▶ **Exercise instructions**
Could you set down the records below exactly as they are, with no pictures?

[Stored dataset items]
= = =
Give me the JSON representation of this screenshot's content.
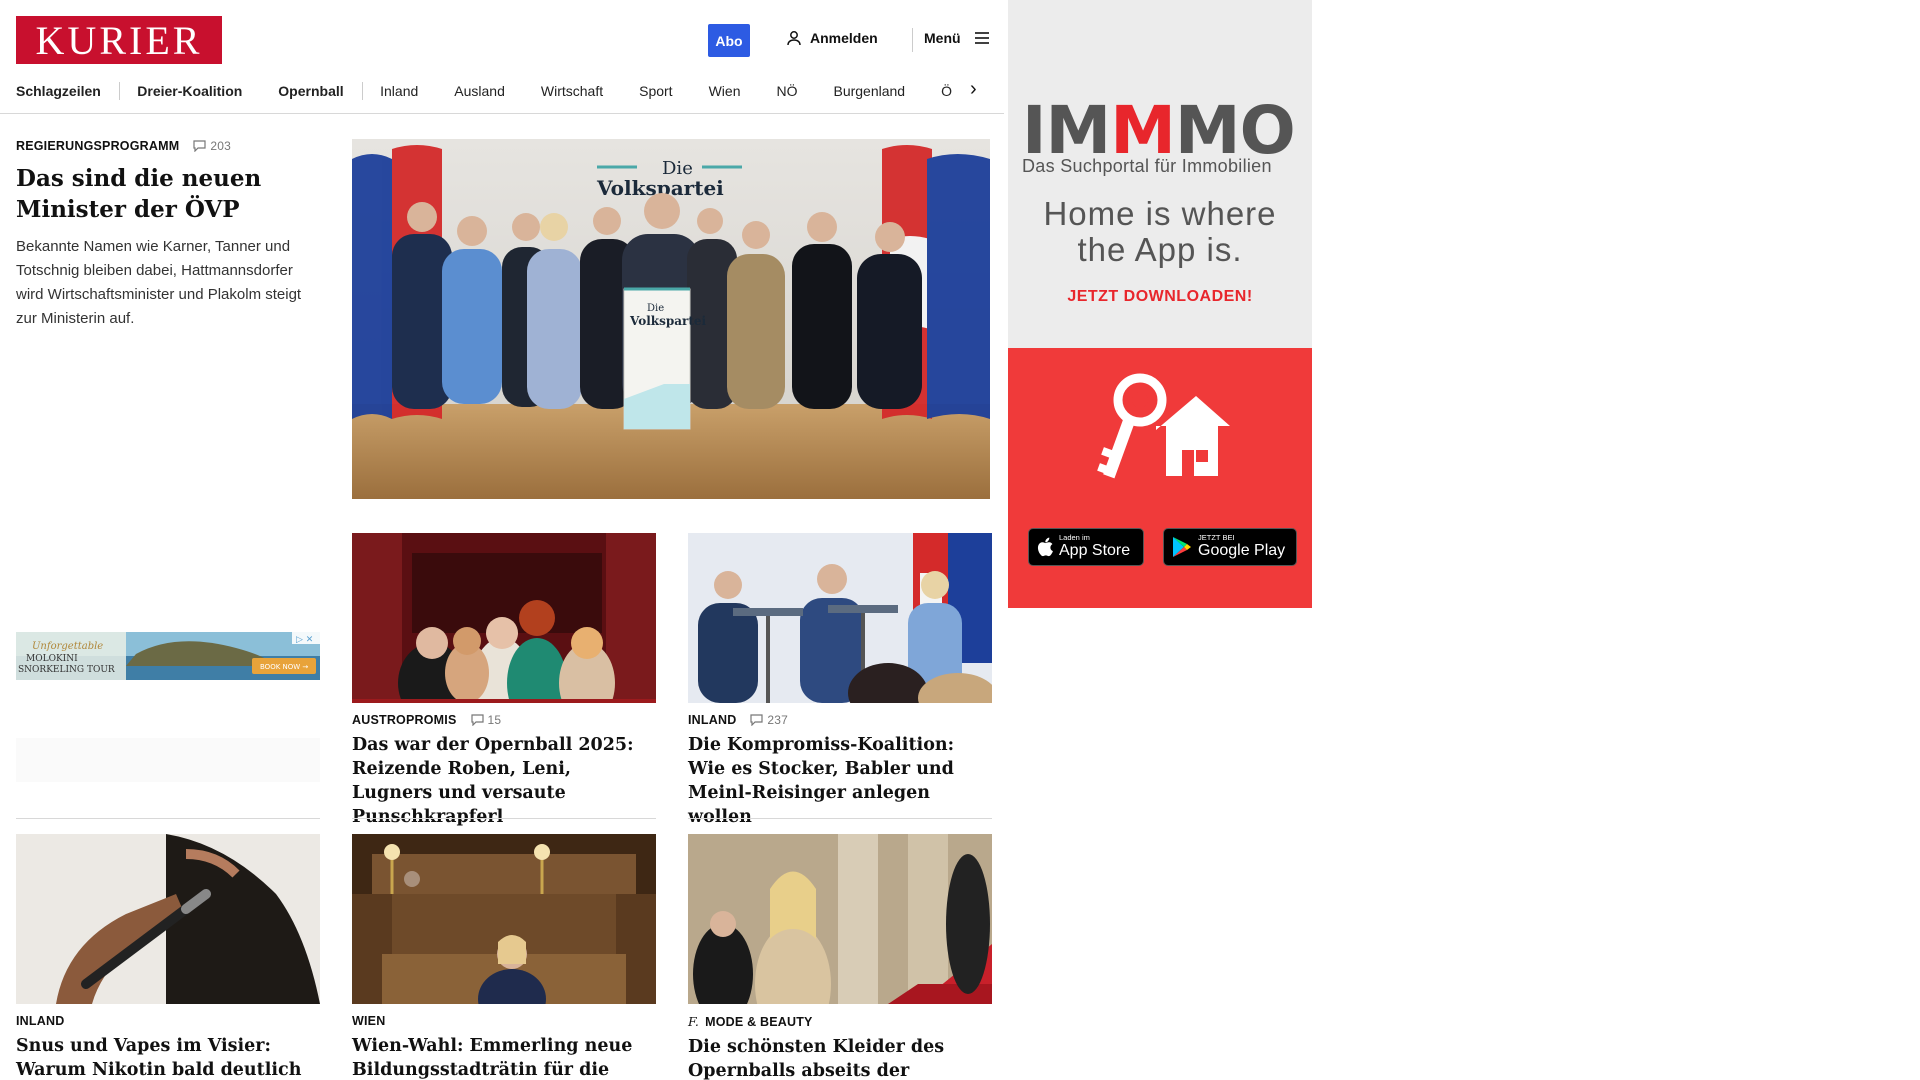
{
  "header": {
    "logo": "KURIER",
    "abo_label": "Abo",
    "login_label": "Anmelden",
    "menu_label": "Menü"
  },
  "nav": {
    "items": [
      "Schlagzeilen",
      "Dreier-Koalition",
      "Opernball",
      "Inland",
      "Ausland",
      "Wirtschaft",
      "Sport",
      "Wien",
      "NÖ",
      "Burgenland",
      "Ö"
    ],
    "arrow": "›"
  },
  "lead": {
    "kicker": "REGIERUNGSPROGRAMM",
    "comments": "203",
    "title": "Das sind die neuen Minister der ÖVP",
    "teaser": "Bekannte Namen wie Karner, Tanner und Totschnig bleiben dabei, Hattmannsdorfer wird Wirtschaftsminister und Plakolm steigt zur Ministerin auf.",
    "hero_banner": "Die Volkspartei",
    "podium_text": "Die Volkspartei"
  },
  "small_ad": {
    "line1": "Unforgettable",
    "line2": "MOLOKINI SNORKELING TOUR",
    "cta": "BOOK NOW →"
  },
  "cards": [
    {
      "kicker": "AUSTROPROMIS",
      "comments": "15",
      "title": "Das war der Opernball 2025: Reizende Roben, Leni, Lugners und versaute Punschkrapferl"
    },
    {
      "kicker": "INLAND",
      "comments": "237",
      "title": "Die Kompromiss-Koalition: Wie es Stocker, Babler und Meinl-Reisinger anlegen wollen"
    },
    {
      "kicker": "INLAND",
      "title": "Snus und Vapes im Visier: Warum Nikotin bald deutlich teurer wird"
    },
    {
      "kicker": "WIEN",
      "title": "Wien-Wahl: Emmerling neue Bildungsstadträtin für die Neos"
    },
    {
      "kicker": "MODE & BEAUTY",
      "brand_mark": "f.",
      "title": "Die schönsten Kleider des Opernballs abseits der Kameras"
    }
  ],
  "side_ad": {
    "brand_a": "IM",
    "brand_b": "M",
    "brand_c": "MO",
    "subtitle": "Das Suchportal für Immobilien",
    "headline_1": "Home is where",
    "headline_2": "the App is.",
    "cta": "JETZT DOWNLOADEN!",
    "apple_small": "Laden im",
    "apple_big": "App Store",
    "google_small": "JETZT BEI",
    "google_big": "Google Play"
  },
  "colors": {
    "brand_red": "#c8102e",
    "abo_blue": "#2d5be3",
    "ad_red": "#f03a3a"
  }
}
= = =
▶ **Output below**
Give me the JSON representation of this screenshot's content.
{
  "header": {
    "logo": "KURIER",
    "abo_label": "Abo",
    "login_label": "Anmelden",
    "menu_label": "Menü"
  },
  "nav": {
    "items": [
      "Schlagzeilen",
      "Dreier-Koalition",
      "Opernball",
      "Inland",
      "Ausland",
      "Wirtschaft",
      "Sport",
      "Wien",
      "NÖ",
      "Burgenland",
      "Ö"
    ],
    "arrow": "›"
  },
  "lead": {
    "kicker": "REGIERUNGSPROGRAMM",
    "comments": "203",
    "title": "Das sind die neuen Minister der ÖVP",
    "teaser": "Bekannte Namen wie Karner, Tanner und Totschnig bleiben dabei, Hattmannsdorfer wird Wirtschaftsminister und Plakolm steigt zur Ministerin auf.",
    "hero_banner": "Die Volkspartei",
    "podium_text": "Die Volkspartei"
  },
  "small_ad": {
    "line1": "Unforgettable",
    "line2": "MOLOKINI SNORKELING TOUR",
    "cta": "BOOK NOW →"
  },
  "cards": [
    {
      "kicker": "AUSTROPROMIS",
      "comments": "15",
      "title": "Das war der Opernball 2025: Reizende Roben, Leni, Lugners und versaute Punschkrapferl"
    },
    {
      "kicker": "INLAND",
      "comments": "237",
      "title": "Die Kompromiss-Koalition: Wie es Stocker, Babler und Meinl-Reisinger anlegen wollen"
    },
    {
      "kicker": "INLAND",
      "title": "Snus und Vapes im Visier: Warum Nikotin bald deutlich teurer wird"
    },
    {
      "kicker": "WIEN",
      "title": "Wien-Wahl: Emmerling neue Bildungsstadträtin für die Neos"
    },
    {
      "kicker": "MODE & BEAUTY",
      "brand_mark": "f.",
      "title": "Die schönsten Kleider des Opernballs abseits der Kameras"
    }
  ],
  "side_ad": {
    "brand_a": "IM",
    "brand_b": "M",
    "brand_c": "MO",
    "subtitle": "Das Suchportal für Immobilien",
    "headline_1": "Home is where",
    "headline_2": "the App is.",
    "cta": "JETZT DOWNLOADEN!",
    "apple_small": "Laden im",
    "apple_big": "App Store",
    "google_small": "JETZT BEI",
    "google_big": "Google Play"
  },
  "colors": {
    "brand_red": "#c8102e",
    "abo_blue": "#2d5be3",
    "ad_red": "#f03a3a"
  }
}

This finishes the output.